Standing Up For Seniors: How the Civil Justice System Protects Elderly Americans
As our population ages, so too does the number of older people living in long-term care facilities. When facilities do not have enough staff or resources to care for residents, even the most dedicated caregivers cannot properly monitor or provide proper care for all of the residents under their care, often leading to resident injury or death.
Many nursing homes are owned and operated by large corporations that unfortunately put profits before the people, and this profit-driven mentality has led to a decrease in the quality of care because facilities operate at minimal staffing levels with insufficient resources in order to increase profits.
Individuals who are victims of nursing home neglect or abuse have the right to hold nursing home owners and corporations accountable for their actions. In addition to providing fair and reasonable compensation to victims for the harms caused, these actions send a message to nursing homes that poor care or abuse will not go unnoticed, and motivate facilities to improve care to avoid litigation. It also brings the issue to the forefront in effort to raise public awareness surrounding this growing epidemic.
Illinois nursing home residents are protected by both state and federal laws. Under the Illinois Nursing Home Care Act, enacted in 1979, nursing home residents have the right to remain free from abuse and neglect. The rights included in the Act include, but are not limited to:
- All residents have the right to manage their own financial affairs
- All residents have the right to wear their own clothes and keep their personal belongings in their rooms

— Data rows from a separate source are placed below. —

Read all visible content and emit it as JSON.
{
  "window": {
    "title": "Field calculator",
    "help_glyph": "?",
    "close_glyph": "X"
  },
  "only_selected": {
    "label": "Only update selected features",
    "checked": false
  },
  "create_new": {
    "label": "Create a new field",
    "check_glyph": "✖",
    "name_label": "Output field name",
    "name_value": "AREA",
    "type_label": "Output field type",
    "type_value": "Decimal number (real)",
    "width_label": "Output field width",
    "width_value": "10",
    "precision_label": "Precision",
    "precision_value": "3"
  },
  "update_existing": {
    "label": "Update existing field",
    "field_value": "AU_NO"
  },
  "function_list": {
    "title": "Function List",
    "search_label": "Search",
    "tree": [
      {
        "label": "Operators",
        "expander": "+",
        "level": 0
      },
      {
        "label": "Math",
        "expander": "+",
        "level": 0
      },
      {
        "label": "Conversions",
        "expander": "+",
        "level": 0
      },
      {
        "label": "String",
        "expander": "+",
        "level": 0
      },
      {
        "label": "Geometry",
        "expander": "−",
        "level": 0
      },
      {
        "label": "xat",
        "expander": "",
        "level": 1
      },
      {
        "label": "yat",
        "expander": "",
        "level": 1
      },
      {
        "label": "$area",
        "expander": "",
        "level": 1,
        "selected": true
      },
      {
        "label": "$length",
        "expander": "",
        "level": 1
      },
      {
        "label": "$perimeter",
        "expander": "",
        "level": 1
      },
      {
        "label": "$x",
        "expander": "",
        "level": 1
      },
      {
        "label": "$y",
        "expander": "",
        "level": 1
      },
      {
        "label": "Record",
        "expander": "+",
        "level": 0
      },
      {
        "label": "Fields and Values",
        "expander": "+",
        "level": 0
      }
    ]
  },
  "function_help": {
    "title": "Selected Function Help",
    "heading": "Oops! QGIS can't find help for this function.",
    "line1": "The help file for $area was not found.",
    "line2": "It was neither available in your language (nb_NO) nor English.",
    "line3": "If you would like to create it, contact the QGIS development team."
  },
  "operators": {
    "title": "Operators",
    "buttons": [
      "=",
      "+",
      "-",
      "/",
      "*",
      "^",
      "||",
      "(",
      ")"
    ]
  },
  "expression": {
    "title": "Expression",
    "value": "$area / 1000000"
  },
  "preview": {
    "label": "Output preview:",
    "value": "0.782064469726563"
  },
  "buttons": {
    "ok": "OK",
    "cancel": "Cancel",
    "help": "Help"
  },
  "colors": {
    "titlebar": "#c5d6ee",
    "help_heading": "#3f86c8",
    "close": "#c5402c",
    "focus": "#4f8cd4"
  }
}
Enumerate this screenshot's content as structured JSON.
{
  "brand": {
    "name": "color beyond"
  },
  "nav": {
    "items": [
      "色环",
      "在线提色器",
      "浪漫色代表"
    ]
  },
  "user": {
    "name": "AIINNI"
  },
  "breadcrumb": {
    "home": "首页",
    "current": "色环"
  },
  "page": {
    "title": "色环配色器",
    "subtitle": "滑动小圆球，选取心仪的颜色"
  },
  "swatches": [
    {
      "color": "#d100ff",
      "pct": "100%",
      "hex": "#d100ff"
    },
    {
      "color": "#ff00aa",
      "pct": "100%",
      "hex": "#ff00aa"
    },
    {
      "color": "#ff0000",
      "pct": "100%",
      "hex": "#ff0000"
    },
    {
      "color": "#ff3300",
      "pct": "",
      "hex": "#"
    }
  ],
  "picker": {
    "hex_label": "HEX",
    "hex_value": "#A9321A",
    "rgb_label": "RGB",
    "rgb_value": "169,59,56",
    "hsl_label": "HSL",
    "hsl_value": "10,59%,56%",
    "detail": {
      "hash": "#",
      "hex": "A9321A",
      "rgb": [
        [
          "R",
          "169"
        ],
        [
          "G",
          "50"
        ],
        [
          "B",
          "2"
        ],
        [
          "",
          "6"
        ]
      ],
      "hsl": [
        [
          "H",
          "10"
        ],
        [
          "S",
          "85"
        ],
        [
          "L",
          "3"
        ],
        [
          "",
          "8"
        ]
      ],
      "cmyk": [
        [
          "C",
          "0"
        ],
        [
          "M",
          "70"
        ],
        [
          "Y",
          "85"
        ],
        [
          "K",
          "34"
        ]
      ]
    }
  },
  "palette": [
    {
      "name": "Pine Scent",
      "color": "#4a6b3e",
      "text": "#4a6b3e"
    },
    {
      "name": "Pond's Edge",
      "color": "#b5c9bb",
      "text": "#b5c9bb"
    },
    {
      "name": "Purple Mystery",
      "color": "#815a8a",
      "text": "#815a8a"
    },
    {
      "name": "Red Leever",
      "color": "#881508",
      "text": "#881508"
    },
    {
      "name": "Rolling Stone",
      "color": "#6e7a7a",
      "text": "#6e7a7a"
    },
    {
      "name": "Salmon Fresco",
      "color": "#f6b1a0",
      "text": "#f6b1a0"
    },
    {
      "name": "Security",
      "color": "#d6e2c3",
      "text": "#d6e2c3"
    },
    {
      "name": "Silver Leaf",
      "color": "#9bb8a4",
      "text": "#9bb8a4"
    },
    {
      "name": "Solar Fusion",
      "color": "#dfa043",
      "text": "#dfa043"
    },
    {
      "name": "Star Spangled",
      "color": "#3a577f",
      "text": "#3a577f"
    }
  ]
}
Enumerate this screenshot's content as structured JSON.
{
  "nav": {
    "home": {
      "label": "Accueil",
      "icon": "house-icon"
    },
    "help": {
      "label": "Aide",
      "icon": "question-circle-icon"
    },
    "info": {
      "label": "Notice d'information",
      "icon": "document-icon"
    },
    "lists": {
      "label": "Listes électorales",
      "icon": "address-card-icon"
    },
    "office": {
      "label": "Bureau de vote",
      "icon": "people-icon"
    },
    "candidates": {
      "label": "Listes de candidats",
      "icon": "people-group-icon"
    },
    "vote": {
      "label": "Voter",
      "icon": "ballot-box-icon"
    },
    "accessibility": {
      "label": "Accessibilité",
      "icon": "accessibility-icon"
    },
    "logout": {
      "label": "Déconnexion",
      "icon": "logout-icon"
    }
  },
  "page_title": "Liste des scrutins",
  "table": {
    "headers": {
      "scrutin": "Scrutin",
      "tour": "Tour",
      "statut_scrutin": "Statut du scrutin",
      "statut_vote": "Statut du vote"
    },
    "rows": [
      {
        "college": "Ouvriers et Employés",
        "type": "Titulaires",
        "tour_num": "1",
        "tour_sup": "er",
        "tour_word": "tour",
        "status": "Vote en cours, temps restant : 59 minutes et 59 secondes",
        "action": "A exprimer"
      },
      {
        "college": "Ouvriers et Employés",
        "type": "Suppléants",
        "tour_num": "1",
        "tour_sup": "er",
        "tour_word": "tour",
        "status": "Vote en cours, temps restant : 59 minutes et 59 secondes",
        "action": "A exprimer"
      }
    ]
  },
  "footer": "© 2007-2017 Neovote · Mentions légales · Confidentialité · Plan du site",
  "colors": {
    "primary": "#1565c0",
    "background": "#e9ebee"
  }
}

- All residents have the right be cared for by their own doctor under their own health insurance or at their expense
- All residents (or their guardians) are afforded the right to access and look over all medical records related to their care
- All residents have the right to religious freedom
- All residents have the right to refuse treatment
- All residents have the right be free from restraints, unless ordered by a physician to protect a resident
- All residents have the right to visitors, mail and phones
Nursing homes are now big business. Corporate chains are anticipating a flood of baby boomers moving into their facilities over the next few years. This increased emphasis on profits has led to a distressing rise in neglected and abused seniors. Between 2000 and 2008, instances of “immediate jeopardy”—violations likely to result in serious harm or even death—rose 22 percent. More than 90 percent of all nursing homes were guilty of at least one violation.
There are many laws and regulations aimed at protecting seniors. Yet government agencies, non-profit watchdogs and media organizations consistently report that serious problems exist in our nation’s nursing homes.
The same is true of insurance companies that mislead and defraud vulnerable seniors. Insurance industry regulators protest that they can do nothing. Even when they do raise their hands, they more often than not strike deals to keep fines to a minimum and settlements secret.
With the regulatory and legislative bodies unable to cope with a groundswell of neglect and abuse, the civil justice system has stepped into the breach. Attorneys who represent our nation’s seniors, and their families, play a critical role in uncovering abuse and neglect, and are the most effective force to compel corporate nursing homes to fix their conduct.
Source: American Association for Justice (click here for the full report)